They may not know in the early stages. But they will know later. We tell them that if you don’t fight with weapons, you will not get your jal, jangal, zameen. The government is coming with their weapons. The forest officials come and don’t let you live, assault you. They don’t let you graze your cattle, don’t let you get wood from the forests. The people say all of this is correct, and join.
Are there youths who have joined the armed cadre from the areas that form the MMC zone?
That stage hasn’t been reached yet. It will start soon. There is a proposal to recruit 15 people. It is going to happen soon… We tell young men and women that you will have to come to fight in our jan sena, the Peoples Liberation Guerrilla Army. Only then can we be liberated. Adivasis listen and then come. It’s only later that they realise how badly they are treated.
You took 18 years to realise this?
I thought today it will get better, tomorrow it will get better…
They say that general secretary Ganapathy is ill, and that Basavaraj has taken command of the party?
That is true. We get reports of what happens in the CC meetings. This happened in 2015, but they didn’t want it to be exposed. In 2016, the command was handed over to Basavaraj.
Where is Ganapathy now?
Did the senior leadership know that the adivasi cadre was disillusioned?
No. Because there is no local adivasi cadre in the Central Committee. There is a difference between what they say and what they do. The senior leadership is only using the adivasis.
When did you start having doubts about this path you had chosen?
From 2009. But it’s only when I became divisional committee member and began meeting the higher cadre that I started realising. In 2014 too, I thought about it. All these things that I am talking to you about, could I have said it there (with the CC)? If they are talking about adivasi protection, then Maoists are not the saviours of adivasis.
What is the answer then?
They say they want to save Maoist identity. They give slogans, asking adivasis to stand up and fight for their culture and traditions. But if adivasi fighters make up 80 or 90 per cent of the force and they all die, what will happen to their identity? If the adivasi doesn’t remain, there will be no asmita either… Maoists will finish the adivasi. Adivasis are dying in the name of being informers. Adivasis are being pushed into a war with the police while they themselves (the senior leaders) are staying comfortably… There are good rules for adivasis and Dalits. PESA (Panchayats [Extension to Scheduled Areas] Act) has been given for the protection of the Fifth Schedule and Sixth Schedule. Then why don’t you come forward for its protection? Why pick up the gun? If you want to bring Mao’s guerrilla tactics, then don’t talk of adivasi identity.
When you discussed these issues with others, what would they say?
They would say I was right.
Now that you have surrendered, are you afraid?
Why should I have any fear? The party will target (my family). That is why I asked for security in writing when I came (to surrender).
How did you surrender?

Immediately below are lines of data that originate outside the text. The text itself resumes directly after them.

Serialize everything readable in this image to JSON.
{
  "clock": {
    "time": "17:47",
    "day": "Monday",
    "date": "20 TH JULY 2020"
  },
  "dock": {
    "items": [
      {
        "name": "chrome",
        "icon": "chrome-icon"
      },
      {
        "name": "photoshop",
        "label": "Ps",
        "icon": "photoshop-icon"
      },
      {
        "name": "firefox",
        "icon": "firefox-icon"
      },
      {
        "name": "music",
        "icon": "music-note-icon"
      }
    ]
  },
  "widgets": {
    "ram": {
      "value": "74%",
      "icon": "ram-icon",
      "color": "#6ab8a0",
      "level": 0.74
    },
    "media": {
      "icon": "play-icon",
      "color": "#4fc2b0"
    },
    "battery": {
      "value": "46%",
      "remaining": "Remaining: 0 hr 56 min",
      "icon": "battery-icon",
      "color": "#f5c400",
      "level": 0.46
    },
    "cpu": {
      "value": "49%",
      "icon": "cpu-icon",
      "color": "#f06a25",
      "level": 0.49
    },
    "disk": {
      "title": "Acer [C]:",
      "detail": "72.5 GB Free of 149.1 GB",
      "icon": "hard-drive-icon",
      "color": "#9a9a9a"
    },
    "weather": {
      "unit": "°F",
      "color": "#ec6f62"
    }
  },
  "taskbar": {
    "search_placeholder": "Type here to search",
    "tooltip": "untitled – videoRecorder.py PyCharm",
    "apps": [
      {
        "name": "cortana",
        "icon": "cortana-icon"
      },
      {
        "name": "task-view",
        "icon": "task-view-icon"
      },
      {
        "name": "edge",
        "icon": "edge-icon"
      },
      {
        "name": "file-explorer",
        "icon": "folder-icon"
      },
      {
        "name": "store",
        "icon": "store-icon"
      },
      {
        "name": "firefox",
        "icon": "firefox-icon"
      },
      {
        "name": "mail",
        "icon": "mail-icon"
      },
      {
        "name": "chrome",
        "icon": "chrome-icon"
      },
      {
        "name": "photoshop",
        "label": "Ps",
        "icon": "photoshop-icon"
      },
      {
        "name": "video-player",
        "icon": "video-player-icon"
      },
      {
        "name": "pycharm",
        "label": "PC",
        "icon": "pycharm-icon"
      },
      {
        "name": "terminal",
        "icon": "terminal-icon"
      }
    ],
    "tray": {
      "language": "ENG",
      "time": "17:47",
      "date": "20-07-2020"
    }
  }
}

I was part of a group of 43 people going to Dandakaranya. When they said you have to go to Dandakaranya, I was worried that the kind of disagreements that happened in 2014 might happen again and I would be mentally harassed. When they told me I have to go, I began thinking, kuch to hai (there is an issue)… They are suspicious of me again.
In the new zone, where is the Maoist hold the strongest?
In Rajnandgaon. But that will shake now. They will ask why Pahad dada went.
Who are the other adivasi leaders who will damage the party if they were to leave, surrender or get arrested?
Hidma. And a commander called Deva. They had blamed Jhiram Ghati (the 2013 Naxal attack in Darbha that wiped out the Congress leadership) on Deva. The CC members looked away and blamed everything on him. He was in Darbha at the time.
What do you want to do in the future?
To finish Maoism, I am prepared to do whatever I can to help. It depends on how the government wants to use me. I am ready to do what they want. I can go in the field too.
with the Express Morning Briefing